### Exercise prompt:
All lines of the entries with "left" in them must be listed.

### Given entries:
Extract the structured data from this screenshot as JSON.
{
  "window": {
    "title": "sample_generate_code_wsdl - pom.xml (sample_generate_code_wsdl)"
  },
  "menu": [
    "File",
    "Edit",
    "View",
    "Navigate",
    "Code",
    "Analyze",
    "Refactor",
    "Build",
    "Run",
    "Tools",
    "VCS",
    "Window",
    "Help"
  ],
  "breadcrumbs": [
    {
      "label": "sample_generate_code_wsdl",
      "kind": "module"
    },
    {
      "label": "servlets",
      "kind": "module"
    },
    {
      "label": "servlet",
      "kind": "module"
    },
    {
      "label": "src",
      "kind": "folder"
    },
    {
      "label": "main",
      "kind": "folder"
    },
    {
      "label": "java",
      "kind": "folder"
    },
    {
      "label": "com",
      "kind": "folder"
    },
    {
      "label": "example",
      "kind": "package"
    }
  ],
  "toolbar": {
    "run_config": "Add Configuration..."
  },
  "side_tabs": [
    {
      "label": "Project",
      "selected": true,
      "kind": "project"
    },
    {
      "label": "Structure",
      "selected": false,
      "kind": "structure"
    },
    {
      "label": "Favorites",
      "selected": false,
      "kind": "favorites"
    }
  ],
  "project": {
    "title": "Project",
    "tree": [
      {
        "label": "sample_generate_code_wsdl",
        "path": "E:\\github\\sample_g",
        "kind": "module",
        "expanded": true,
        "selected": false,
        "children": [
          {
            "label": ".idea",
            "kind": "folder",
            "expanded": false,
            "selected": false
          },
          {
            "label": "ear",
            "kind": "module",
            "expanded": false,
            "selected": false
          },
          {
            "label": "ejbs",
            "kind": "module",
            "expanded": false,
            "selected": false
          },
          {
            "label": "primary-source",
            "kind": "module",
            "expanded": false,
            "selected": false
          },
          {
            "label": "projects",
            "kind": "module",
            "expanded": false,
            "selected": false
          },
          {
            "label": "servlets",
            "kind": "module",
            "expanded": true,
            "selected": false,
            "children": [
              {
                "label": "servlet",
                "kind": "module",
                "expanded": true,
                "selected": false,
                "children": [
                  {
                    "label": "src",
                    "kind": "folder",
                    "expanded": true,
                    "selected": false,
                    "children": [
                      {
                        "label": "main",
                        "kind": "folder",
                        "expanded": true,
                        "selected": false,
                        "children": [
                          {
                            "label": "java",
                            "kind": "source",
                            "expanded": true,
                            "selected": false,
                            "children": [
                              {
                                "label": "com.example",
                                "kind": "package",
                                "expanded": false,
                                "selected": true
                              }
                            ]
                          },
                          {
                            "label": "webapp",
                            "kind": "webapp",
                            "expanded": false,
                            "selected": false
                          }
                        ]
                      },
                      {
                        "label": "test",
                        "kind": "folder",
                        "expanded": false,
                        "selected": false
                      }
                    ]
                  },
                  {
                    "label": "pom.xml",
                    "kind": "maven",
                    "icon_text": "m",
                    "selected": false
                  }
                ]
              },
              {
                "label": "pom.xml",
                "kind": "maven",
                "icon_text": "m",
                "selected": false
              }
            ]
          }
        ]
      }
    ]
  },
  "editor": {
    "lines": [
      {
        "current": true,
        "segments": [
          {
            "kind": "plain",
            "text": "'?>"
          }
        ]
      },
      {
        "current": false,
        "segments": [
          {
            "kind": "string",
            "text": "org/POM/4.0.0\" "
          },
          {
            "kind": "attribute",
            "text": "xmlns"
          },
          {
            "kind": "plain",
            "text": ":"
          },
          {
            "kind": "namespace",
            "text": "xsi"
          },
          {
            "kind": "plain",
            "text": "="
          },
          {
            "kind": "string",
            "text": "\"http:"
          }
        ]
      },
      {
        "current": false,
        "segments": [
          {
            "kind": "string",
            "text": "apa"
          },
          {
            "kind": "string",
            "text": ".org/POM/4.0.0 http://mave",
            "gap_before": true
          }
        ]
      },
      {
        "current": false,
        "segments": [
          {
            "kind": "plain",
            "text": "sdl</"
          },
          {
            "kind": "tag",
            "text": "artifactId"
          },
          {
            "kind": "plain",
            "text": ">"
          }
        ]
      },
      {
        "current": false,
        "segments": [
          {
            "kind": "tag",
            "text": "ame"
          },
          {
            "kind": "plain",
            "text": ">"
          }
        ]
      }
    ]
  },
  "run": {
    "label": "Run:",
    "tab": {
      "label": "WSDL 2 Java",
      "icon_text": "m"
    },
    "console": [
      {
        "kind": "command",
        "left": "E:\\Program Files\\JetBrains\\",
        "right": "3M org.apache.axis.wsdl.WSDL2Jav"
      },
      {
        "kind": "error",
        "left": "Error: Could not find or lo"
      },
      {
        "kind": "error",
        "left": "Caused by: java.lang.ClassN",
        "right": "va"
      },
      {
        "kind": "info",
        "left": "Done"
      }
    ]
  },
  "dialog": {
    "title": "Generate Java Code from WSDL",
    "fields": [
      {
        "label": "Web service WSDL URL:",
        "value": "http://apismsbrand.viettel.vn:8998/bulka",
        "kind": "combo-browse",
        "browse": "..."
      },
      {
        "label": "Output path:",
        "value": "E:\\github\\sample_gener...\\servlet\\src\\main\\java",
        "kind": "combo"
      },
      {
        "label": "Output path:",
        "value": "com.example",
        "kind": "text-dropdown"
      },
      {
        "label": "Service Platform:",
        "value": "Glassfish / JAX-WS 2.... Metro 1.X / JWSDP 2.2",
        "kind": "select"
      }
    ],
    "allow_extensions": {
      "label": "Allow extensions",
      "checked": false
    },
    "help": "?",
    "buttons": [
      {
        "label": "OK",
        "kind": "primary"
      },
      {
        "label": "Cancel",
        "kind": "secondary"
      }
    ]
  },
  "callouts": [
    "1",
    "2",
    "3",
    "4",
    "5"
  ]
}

### Reply to the task:
        "left": "E:\\Program Files\\JetBrains\\",
        "left": "Error: Could not find or lo"
        "left": "Caused by: java.lang.ClassN",
        "left": "Done"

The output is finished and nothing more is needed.